What is Medicare Health Insurance?

Workers across the United States have their paychecks docked each pay period with the federal government taking taxes out to support federal programs. One of the largest federally funded programs in the U.S. budget is Medicare health insurance coverage. Many see the tax taken from their paycheck without understanding exactly what they are helping fund.

Medicare health insurance provides insurance coverage for millions of individuals across the United States with the benefit of lower costs compared to health insurance offered by private companies. Only certain individuals are eligible to collect the benefits provided by Medicare health insurance. Anyone over the age of 65 who has paid into the Medicare system through their own payroll taxes, or those of their spouse, are eligible to take advantage of the health insurance offered by Medicare. Other individuals are eligible including those under 65 who suffer from illnesses or disabilities such as End Stage Renal Failure and A.L.S.

Current Medicare health insurance provides beneficiaries with coverage for hospital visits, general medical care provided by doctors, and prescription drug expenses. Medicare Part A provides beneficiaries with coverage for visits to hospitals or stays in skilled nursing facilities and hospices. In certain situations, Medicare Part A will also pay for in home health services for those unable to leave their home. Medicare Part B provides insurance coverage for individuals to see their general practice doctor for checkups and other exams. Medicare Part D helps individuals pay for necessary prescription drug coverage ordered by doctors.

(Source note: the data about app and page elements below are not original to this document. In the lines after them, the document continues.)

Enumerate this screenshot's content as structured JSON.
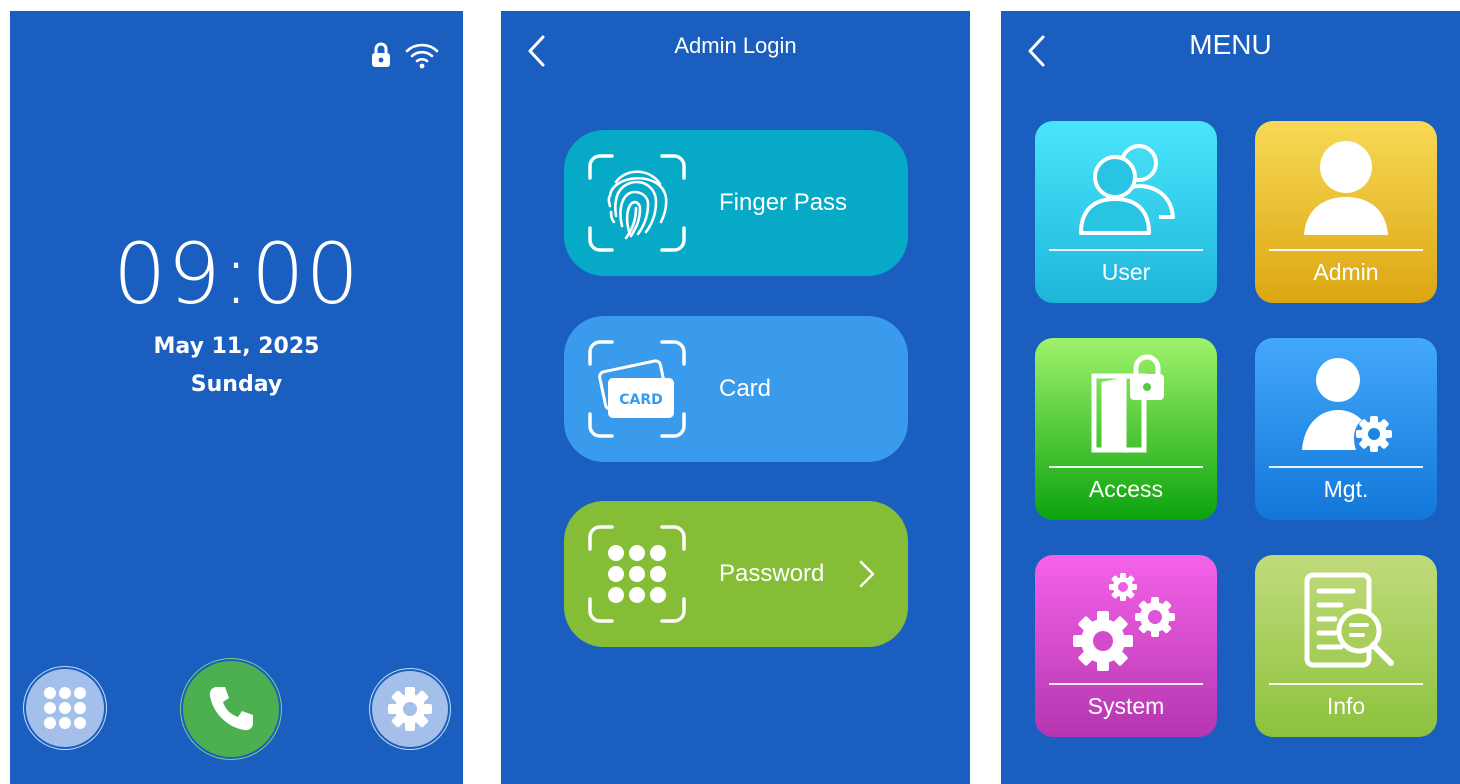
{
  "idle": {
    "time": "09:00",
    "date": "May 11, 2025",
    "day": "Sunday",
    "status_icons": [
      "lock-icon",
      "wifi-icon"
    ],
    "buttons": [
      "keypad-icon",
      "phone-icon",
      "gear-icon"
    ],
    "colors": {
      "background": "#1a5fbf",
      "call": "#4caf50",
      "secondary": "#a4c0ea"
    }
  },
  "login": {
    "title": "Admin Login",
    "options": [
      {
        "label": "Finger Pass",
        "icon": "fingerprint-icon",
        "color": "#06a9c6"
      },
      {
        "label": "Card",
        "icon": "card-icon",
        "card_text": "CARD",
        "color": "#3a9aec"
      },
      {
        "label": "Password",
        "icon": "keypad-icon",
        "color": "#86bd37"
      }
    ]
  },
  "menu": {
    "title": "MENU",
    "tiles": [
      {
        "label": "User",
        "icon": "users-icon"
      },
      {
        "label": "Admin",
        "icon": "admin-icon"
      },
      {
        "label": "Access",
        "icon": "door-lock-icon"
      },
      {
        "label": "Mgt.",
        "icon": "user-gear-icon"
      },
      {
        "label": "System",
        "icon": "gears-icon"
      },
      {
        "label": "Info",
        "icon": "document-search-icon"
      }
    ]
  }
}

Medicare Part C was developed to provide beneficiaries with an alternative to Medicare’s Part A and Part B service. Through Part C, beneficiaries can obtain Part A and Part B Medicare coverage through private insurance companies that have been approved by Medicare as an alternative to its own health insurance coverage.

However, Medicare is far from perfect with several problems that have plagued the system over the years and some which continue to hamper the health insurance coverage it offers. Medicare Part C was developed initially in response to some of the problems that plagued Medicare when it was just Part A and Part B. Some individuals were left with high co-insurance, co-payments, and other premium payments that weren’t covered by Medicare. However, by choosing an approved private insurance company for Medicare coverage, individuals could avoid out of pocket costs and gain other service coverage Medicare didn’t offer such as vision, dental, and hearing.

Medicare Part D has also suffered problems with some individuals unable to pay their portion of prescription drugs. Not all Part D plans cover all the medications individuals might need, and those plans that do come with premium payments come with a high cost. Opting for a Part C plan is one way for individuals to get around this problem, as many plans offered by private companies through Part C include prescription drug coverage.

Medicare Supplemental Insurance, or Medigap, was also developed to help individuals with Part A and Part B coverage close the “gap” on service costs and avoid facing out of pocket payments they could not afford.

One of the biggest problems faced by Medicare health insurance isn’t its coverage but instead with its financial footing. As medical costs increase year after year, the expenses incurred by the Medicare program come dangerously close to outpacing its income through taxes. Further stressing the program is the fact that a larger number of citizens are drawing from Medicare than ever before and the number of workers contributing funding to the program is shrinking. There are currently 3.4 individuals supporting each individual on Medicare, but it is estimated that by 2020 there will be just 2.9 individuals supporting each individual relying on Medicare.

For all the problems of Medicare, it does have tremendous upside for many eligible individuals. Medicare was initially developed in the 1960s because many senior citizens were becoming increasingly unable to obtain affordable health care from private companies as premiums and other costs skyrocketed beyond their financial capabilities. Senior citizens are particularly vulnerable when it comes to medical conditions and are often in need of extensive care. Medicare covers nearly 45 million Americans, 38 million of whom are senior citizens.